Understanding the Tie Between Psychological Dependence & Addiction: How to Overcome It
Addiction is a multifaceted disease that, for most, can cause both psychological and physiological dependence. Recognizing the tie between your addiction and your level and type of dependence on it allows you to understand your triggers and treat them at the source during active and long-term recovery.
If we are being honest, everyone’s dependence is different and can be tied to many issues and specific triggers. The good news is that there are ways to overcome your dependence, no matter how you are currently experiencing it.

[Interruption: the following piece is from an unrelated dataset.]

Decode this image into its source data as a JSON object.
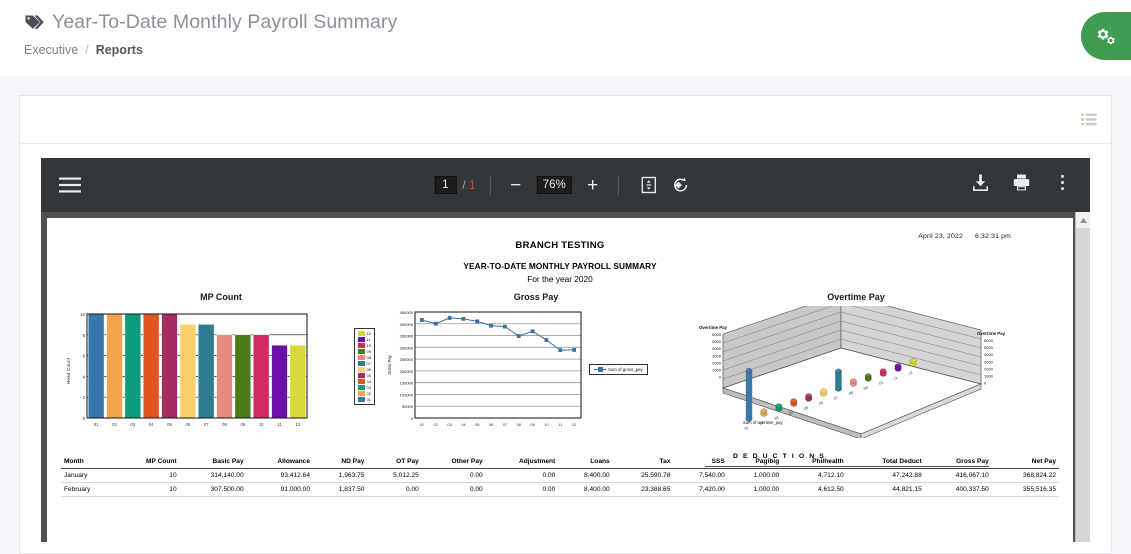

At Miramar Recovery, we are here to help you acknowledge your current state of addiction and create a comprehensive and personalized treatment plan fit for your health and wellness needs and goals. You don’t have to live in a dependent state; choose sobriety today.
What Is Psychological Dependence?

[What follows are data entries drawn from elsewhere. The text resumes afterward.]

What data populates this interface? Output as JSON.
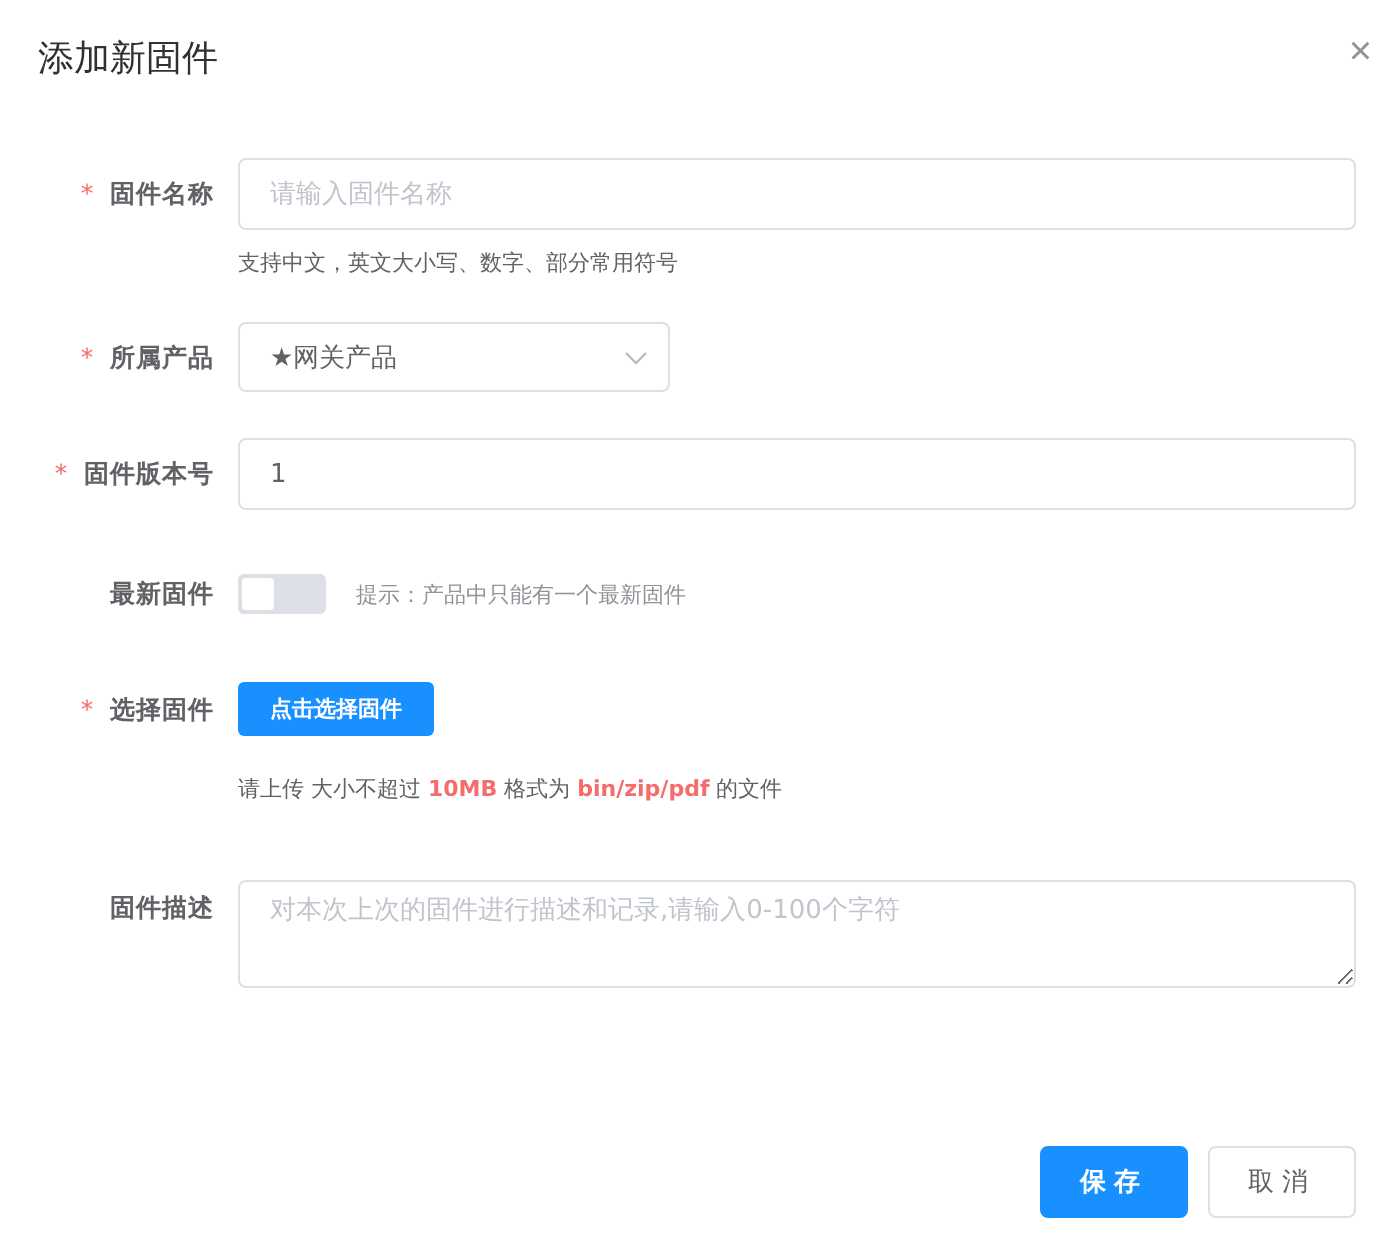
{
  "dialog": {
    "title": "添加新固件",
    "close": "×"
  },
  "fields": [
    {
      "kind": "input",
      "label": "固件名称",
      "required_mark": "*",
      "placeholder": "请输入固件名称",
      "hint": "支持中文，英文大小写、数字、部分常用符号"
    },
    {
      "kind": "select",
      "label": "所属产品",
      "required_mark": "*",
      "value": "★网关产品"
    },
    {
      "kind": "input",
      "label": "固件版本号",
      "required_mark": "*",
      "value": "1"
    },
    {
      "kind": "switch",
      "label": "最新固件",
      "on": false,
      "tip": "提示：产品中只能有一个最新固件"
    },
    {
      "kind": "upload",
      "label": "选择固件",
      "required_mark": "*",
      "button": "点击选择固件",
      "hint": "请上传 大小不超过 **10MB** 格式为 **bin/zip/pdf** 的文件"
    },
    {
      "kind": "textarea",
      "label": "固件描述",
      "placeholder": "对本次上次的固件进行描述和记录,请输入0-100个字符"
    }
  ],
  "buttons": [
    {
      "label": "保存",
      "primary": true
    },
    {
      "label": "取消",
      "primary": false
    }
  ]
}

Psychological dependence, as it pertains to addiction, is most often referred to as a series of emotionally driven behaviors caused by substance use. It is the emotional and mental aspect of addiction that drives a person to continue a cycle of addictive behaviors.
Like physical dependence, psychological dependence has an array of common symptoms such as:
- Irritability and moodiness
- Obsessive thoughts
- Concentration and memory issues
Psychological vs. Physiological Dependence
Most people with substance use disorder experience some level of both psychological and physiological dependence.
If you or a loved one is living with active addiction, they may be experiencing symptoms such as trembling hands, body aches or flu-like symptoms categorized as a physiological dependence on the drug.
Physiological symptoms are a way for the body to signal that it now requires more of the substance you’ve been taking to produce the appropriate amount of chemicals to help you feel better. From the outside looking in, we know we don’t need substances to maintain a healthy body; in fact, it’s quite the opposite, but the physical dependence on them tells us otherwise.
In contrast, psychological dependence involves your mind and emotions. For instance, your mind may tell you that without the drug, you don’t feel as good as you should or can’t handle daily life without it.
Some of the ways that psychological symptoms are manifested into everyday life might be having a drink after work every night, consuming a high amount of prescription medication before bedtime, or taking a drug, like cocaine, to boost your spirits before a date night or night out with friends.
Those that cause more psychological dependency than others include:
- Stimulants (cocaine and Ritalin)
- Hallucinogenic drugs (LSD)
- Cannabis products
- Inhalant products
- Psychotropic medications (antidepressants)
Substances associated with strong physical dependence often include:
- Opiate drugs (Percocet, heroin, morphine, Vicodin)
- Benzodiazepines (Xanax, Valium, Ativan)
- Barbiturates (Seconal and phenobarbital)
It has long been thought that certain drugs or addictions may cause you to experience one type of dependence over the other, but that’s simply not true. When drugs or alcohol are abused or overused, most cause both psychological and physiological dependence.
Healthy Ways to Overcome Psychological Dependence
Although treatment and recovery look different for everyone, the best way to treat a psychological dependence on drugs or alcohol is through an individualized treatment program at a residential treatment center.
During treatment, you will:
- Be evaluated and treated for other underlying mental health conditions
- Participate in individual counseling and group sessions
- Learn effective coping mechanisms against your triggers to reduce your risk of relapse
- Work with an experienced team of addiction experts to help you get to long-term recovery sooner.
Addiction Treatment in Orange County
If you or someone you know is struggling with an addiction, Miramar Recovery’s advanced and comprehensive treatment for substance dependence is based entirely on your unique health needs and long-term recovery goals. Don’t delay the treatment you need today; get help now. Call 949-649-7264 to start your addiction recovery journey today.